5) Some design insights are relevant to a product at a particular stage, while not so relevant at other stages. You need to prioritize these insights accordingly in your analysis. Focus on the top-tier insights.
6)Use the insights to iterate the UX design, go back to the drawing board with more insights and repeat the process as many times as required.
Benefits Of Ethnographic Research
Applying ethnographic research for arriving upon efficient and universally accepted UX design has some of the following advantages:
- Product design has an integral social aspect and ethnographic research helps researchers tap into it. This helps understand how people interact with the product in their natural environment.
- Researchers get to observe the natural behavior patterns of their potential users.
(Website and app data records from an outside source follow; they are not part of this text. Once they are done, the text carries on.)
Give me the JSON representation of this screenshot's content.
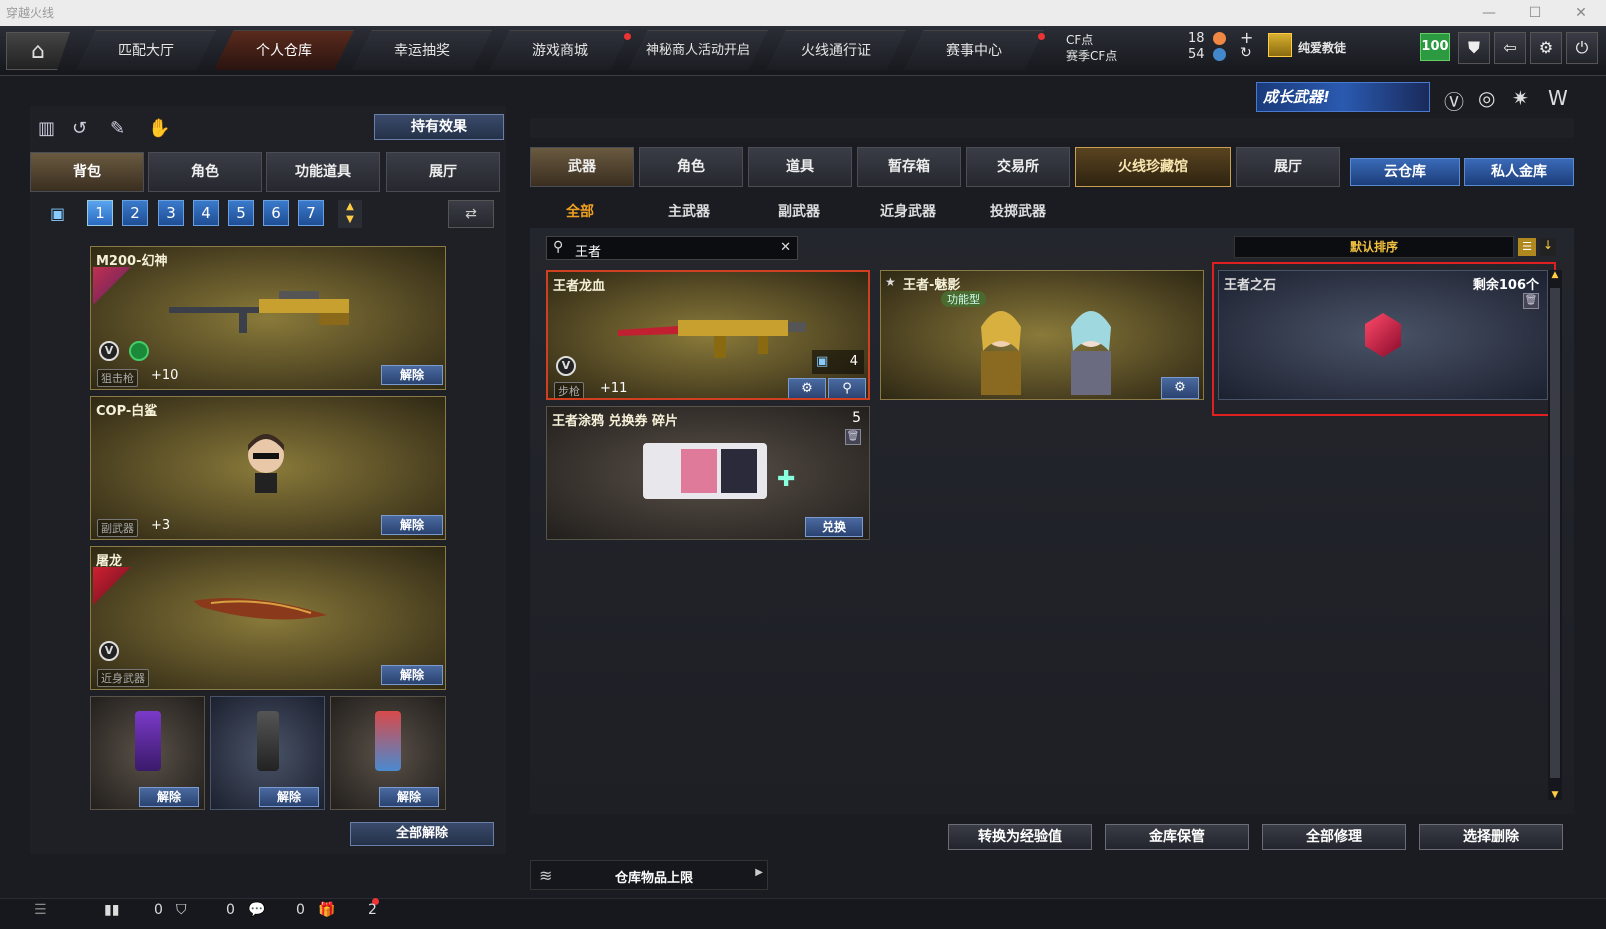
{
  "window": {
    "title": "穿越火线",
    "minimize": "—",
    "maximize": "☐",
    "close": "✕"
  },
  "nav": {
    "home_icon": "home-icon",
    "tabs": [
      {
        "label": "匹配大厅"
      },
      {
        "label": "个人仓库"
      },
      {
        "label": "幸运抽奖"
      },
      {
        "label": "游戏商城"
      },
      {
        "label": "神秘商人活动开启"
      },
      {
        "label": "火线通行证"
      },
      {
        "label": "赛事中心"
      }
    ]
  },
  "currency": {
    "cf_label": "CF点",
    "cf_value": "18",
    "season_label": "赛季CF点",
    "season_value": "54",
    "plus": "+",
    "refresh": "↻"
  },
  "user": {
    "name": "纯爱教徒",
    "level": "100",
    "icon": "clan-badge-icon"
  },
  "top_icons": [
    "shield-icon",
    "exit-icon",
    "settings-icon",
    "power-icon"
  ],
  "banner": {
    "text": "成长武器!"
  },
  "left": {
    "effect_button": "持有效果",
    "tabs": [
      "背包",
      "角色",
      "功能道具",
      "展厅"
    ],
    "slots": [
      "1",
      "2",
      "3",
      "4",
      "5",
      "6",
      "7"
    ],
    "items": [
      {
        "name": "M200-幻神",
        "type": "狙击枪",
        "level": "+10",
        "action": "解除"
      },
      {
        "name": "COP-白鲨",
        "type": "副武器",
        "level": "+3",
        "action": "解除"
      },
      {
        "name": "屠龙",
        "type": "近身武器",
        "level": "",
        "action": "解除"
      }
    ],
    "grenades": [
      {
        "action": "解除"
      },
      {
        "action": "解除"
      },
      {
        "action": "解除"
      }
    ],
    "unbind_all": "全部解除"
  },
  "right": {
    "tabs": [
      "武器",
      "角色",
      "道具",
      "暂存箱",
      "交易所",
      "火线珍藏馆",
      "展厅"
    ],
    "extra_tabs": [
      "云仓库",
      "私人金库"
    ],
    "subtabs": [
      "全部",
      "主武器",
      "副武器",
      "近身武器",
      "投掷武器"
    ],
    "search": {
      "value": "王者",
      "clear": "✕"
    },
    "sort": {
      "label": "默认排序"
    },
    "items": [
      {
        "name": "王者龙血",
        "type": "步枪",
        "level": "+11",
        "count": "4"
      },
      {
        "name": "王者-魅影",
        "tag": "功能型"
      },
      {
        "name": "王者之石",
        "remaining": "剩余106个"
      },
      {
        "name": "王者涂鸦 兑换券 碎片",
        "count": "5",
        "action": "兑换"
      }
    ],
    "buttons": [
      "转换为经验值",
      "金库保管",
      "全部修理",
      "选择删除"
    ],
    "limit": "仓库物品上限"
  },
  "statusbar": {
    "v1": "0",
    "v2": "0",
    "v3": "0",
    "v4": "2"
  }
}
Users are usually satisfied with the product if it integrates smoothly with their everyday life.
- While surveys and interviews offer a one-time look into users' behavior, this type of research gives repeated exposure to it. In the long run, this can help software producers gain a large customer base.
- Observing people's cues while operating a product or application gives valuable insights into the little intricacies that make a UX design succeed.
Potential Challenges Of Ethnographic Research
While ethnography is an important driving factor for successfully implementing UX design changes, it has its limitations. Some of the following challenges hold back its full potential:
- An inevitable issue associated with people being observed for a study is observational bias. This means that these people behave differently if they know they are being studied which may skew the inferences from the study.
- Small sample sizes in this type of research lead to design preferences that are too specific. The final UX design may not be universally accepted.
- In ethnography, the hypothesis is formulated as the research progresses. In a lean environment, not having a hypothesis at the beginning of product development is a major drawback.
- Merely collecting the data without understanding the feeling behind each user preference is not enough. Researchers are usually not comfortable communicating openly with the test subjects.
Fulfill Your User's Needs With Good UX Design
Great UX design that emerges from thorough ethnographic research keeps users loyal to a brand or product. For consistent business success, it is important to know the customer's journey when using your product. Designers can draw valuable insights by knowing what these product interactions look like in the user's natural environment.
If practical and responsive UI/UX design is your priority and you wish to gain loyal customers, you can leverage the expertise of our team. The first step in your software product or service's success journey is booking a free consultation with the Daffodil team.